It all started with the promise of a decent pencil sharpener.
Kaj Holm, a senior elementary education major, spent the summer months rounding up nearly $1,700 worth of school supplies to send to the school children he taught during a May study abroad trip to Andros Island, Bahamas, and it was the result of watching a teacher struggle with the simple task of sharpening pencils.
“The teacher was sitting there using a tiny plastic pencil sharpener,” remembered Holm, who’d already sufficiently made the children’s week by handing out mechanical pencils. “I asked her if she’d like me to send her an electric pencil sharpener when I get back home. She said that sounded nice, but having it plugged in would create the risk of blowing the power in the entire school.
“So I suggested one of those industrial metal sharpeners we see in every classroom here at home and kind of take for granted. I got some contact information, and when I got back home, I set up a Facebook event and a page where donations could be accepted. What started as sending a small box of supplies to just one classroom snowballed into this much bigger thing.”
At this point, you may be a little confused. After all, most of us probably don’t think of the Bahamas as a place that needs this kind of charity. After all, we probably picture the resorts, the cruise ships, and the casinos, not the underdeveloped, low-income areas like the one Holm and 16 other education students visited as part of the department’s study abroad program.
“They didn’t have a whole lot going on in the classrooms,” said Holm, who taught third-graders at the Fresh Creek Primary School. “We were told that when we prepared our lessons, we’d need to make sure we brought our own supplies. It was toward the end of their school year, and there were no stores nearby.”
Holm learned that if a teacher runs out of necessary supplies, they have to get replacements from one of the many other Bahamas islands. This could take a week, or it could take six, and the prices on those supplies are very inflated.
“Here at home, we pass out school supplies lists every year and expect parents to go out and get the supplies,” said Holm. “There, it was the teacher’s responsibility to take care of all the supplies for all their students for the entire year. They don’t get a stipend; it’s just what they have to do.”
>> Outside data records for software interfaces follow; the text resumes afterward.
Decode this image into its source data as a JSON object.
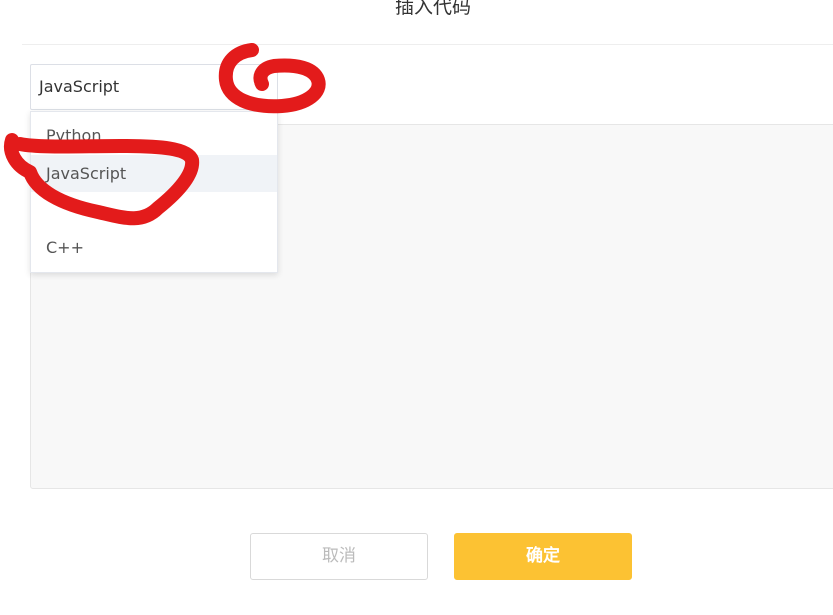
{
  "dialog": {
    "title": "插入代码"
  },
  "language_select": {
    "selected_value": "JavaScript",
    "options": [
      {
        "label": "Python"
      },
      {
        "label": "JavaScript",
        "selected": true
      },
      {
        "label": ""
      },
      {
        "label": "C++"
      }
    ]
  },
  "code_editor": {
    "value": "",
    "placeholder": ""
  },
  "actions": {
    "cancel_label": "取消",
    "confirm_label": "确定"
  },
  "colors": {
    "confirm_button": "#fcc233",
    "selected_option_bg": "#f0f3f7",
    "annotation_marker": "#e31b1b"
  },
  "annotations": [
    {
      "name": "dropdown-arrow-circle",
      "color": "#e31b1b"
    },
    {
      "name": "javascript-option-circle",
      "color": "#e31b1b"
    }
  ]
}
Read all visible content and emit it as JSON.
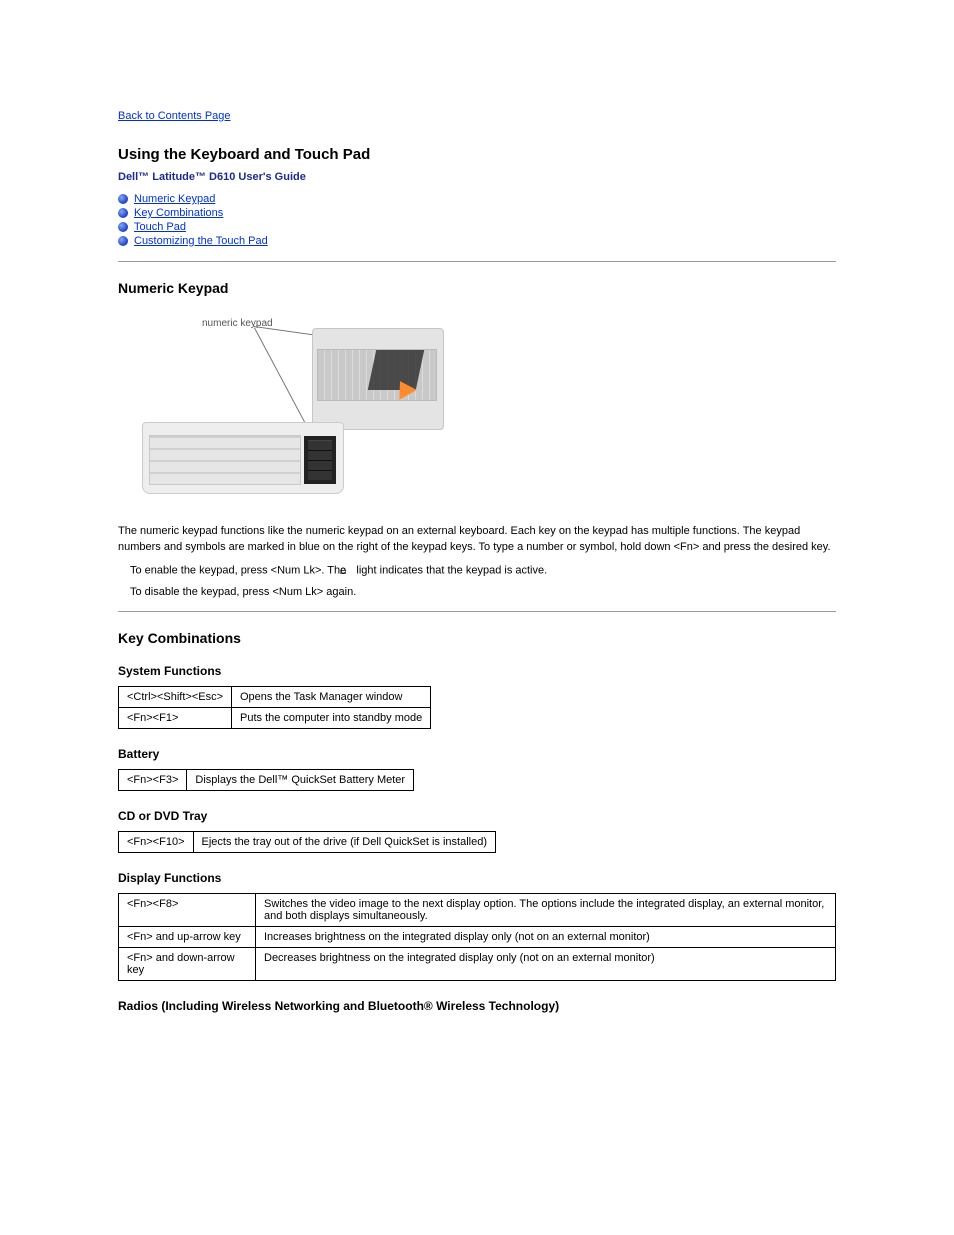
{
  "nav": {
    "back": "Back to Contents Page"
  },
  "title": "Using the Keyboard and Touch Pad",
  "guide": "Dell™ Latitude™ D610 User's Guide",
  "toc": [
    "Numeric Keypad",
    "Key Combinations",
    "Touch Pad",
    "Customizing the Touch Pad"
  ],
  "sections": {
    "numeric_keypad": {
      "heading": "Numeric Keypad",
      "figure_label": "numeric keypad",
      "p1": "The numeric keypad functions like the numeric keypad on an external keyboard. Each key on the keypad has multiple functions. The keypad numbers and symbols are marked in blue on the right of the keypad keys. To type a number or symbol, hold down <Fn> and press the desired key.",
      "li1_a": "To enable the keypad, press <Num Lk>. The ",
      "li1_b": " light indicates that the keypad is active.",
      "li2": "To disable the keypad, press <Num Lk> again.",
      "lock_glyph": "⌂"
    },
    "key_combinations": {
      "heading": "Key Combinations",
      "system": {
        "heading": "System Functions",
        "rows": [
          [
            "<Ctrl><Shift><Esc>",
            "Opens the Task Manager window"
          ],
          [
            "<Fn><F1>",
            "Puts the computer into standby mode"
          ]
        ]
      },
      "battery": {
        "heading": "Battery",
        "rows": [
          [
            "<Fn><F3>",
            "Displays the Dell™ QuickSet Battery Meter"
          ]
        ]
      },
      "tray": {
        "heading": "CD or DVD Tray",
        "rows": [
          [
            "<Fn><F10>",
            "Ejects the tray out of the drive (if Dell QuickSet is installed)"
          ]
        ]
      },
      "display": {
        "heading": "Display Functions",
        "rows": [
          [
            "<Fn><F8>",
            "Switches the video image to the next display option. The options include the integrated display, an external monitor, and both displays simultaneously."
          ],
          [
            "<Fn> and up-arrow key",
            "Increases brightness on the integrated display only (not on an external monitor)"
          ],
          [
            "<Fn> and down-arrow key",
            "Decreases brightness on the integrated display only (not on an external monitor)"
          ]
        ]
      },
      "radios": {
        "heading": "Radios (Including Wireless Networking and Bluetooth® Wireless Technology)"
      }
    }
  }
}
In other words, the students have to get by with bare-bones supplies -- or less. To Holm, that was particularly heartbreaking because they were as eager to learn as any school children he’d ever encountered.
“The students’ thirst for knowledge was unlike anything I had ever seen before. For them to hang on to every word that came out of my mouth was just amazing. For them, to go to school and finish is a way to have a better life.”
Once he got home, Holm decided he’d like to expand a bit on his pencil sharpener plan. He figured he had nearly 600 friends on Facebook, and if he could get each one to pledge $1 he could totally change a school year for his class in the Bahamas.
“Through that word-of-mouth network, I ended up getting a lot more than I could’ve ever imagined,” admitted Holm, who also solicited some books from Governors State University and Arthur Elementary School, where he recently completed his practicum. Additionally, an acquaintance of his living in Colorado arranged for a nonprofit organization to provide him enough art supplies for all 300 students at the Fresh Creek School.
Holm also made up some fliers and went around asking businesses in his hometown of Urbana for donations, but many people wondered why he wasn’t doing something to help local schools instead one thousands of miles away. He says they can’t imagine how much it means to him to help the children he encountered overseas.
“It’s almost impossible to explain to someone who wasn’t actually there with us,” said Holm.
“There were 17 of us that went, and we know what was going on. We can talk to each other about it, but trying to explain what really happened to our friends and family is almost impossible.”
So would Holm, who student-teaches this spring and will graduate shortly thereafter, have any interest in returning to Andros Island?
“If I didn’t have student loans when I graduate in the spring, I would teach out there in a heartbeat,” said Holm. “I don’t care what the living conditions were like; I just felt like that was my place to be and that I was really making a difference there.
“I’ve got to take things one day at a time. Student loans aren’t easy to pay off, especially on a teacher’s salary. Maybe the time will come and then I’ll gladly go out there. I may take some time to fly out there and just see how the schools are doing; not necessarily teach there, but see what’s going on.”
For now, though, he’ll be happy to keep passing along any donations you might feel moved to contribute.
“As long as it comes in, I’ll take it and send it out,” said Holm.
If you’re interested in donating, you can make an electronic donation at this website.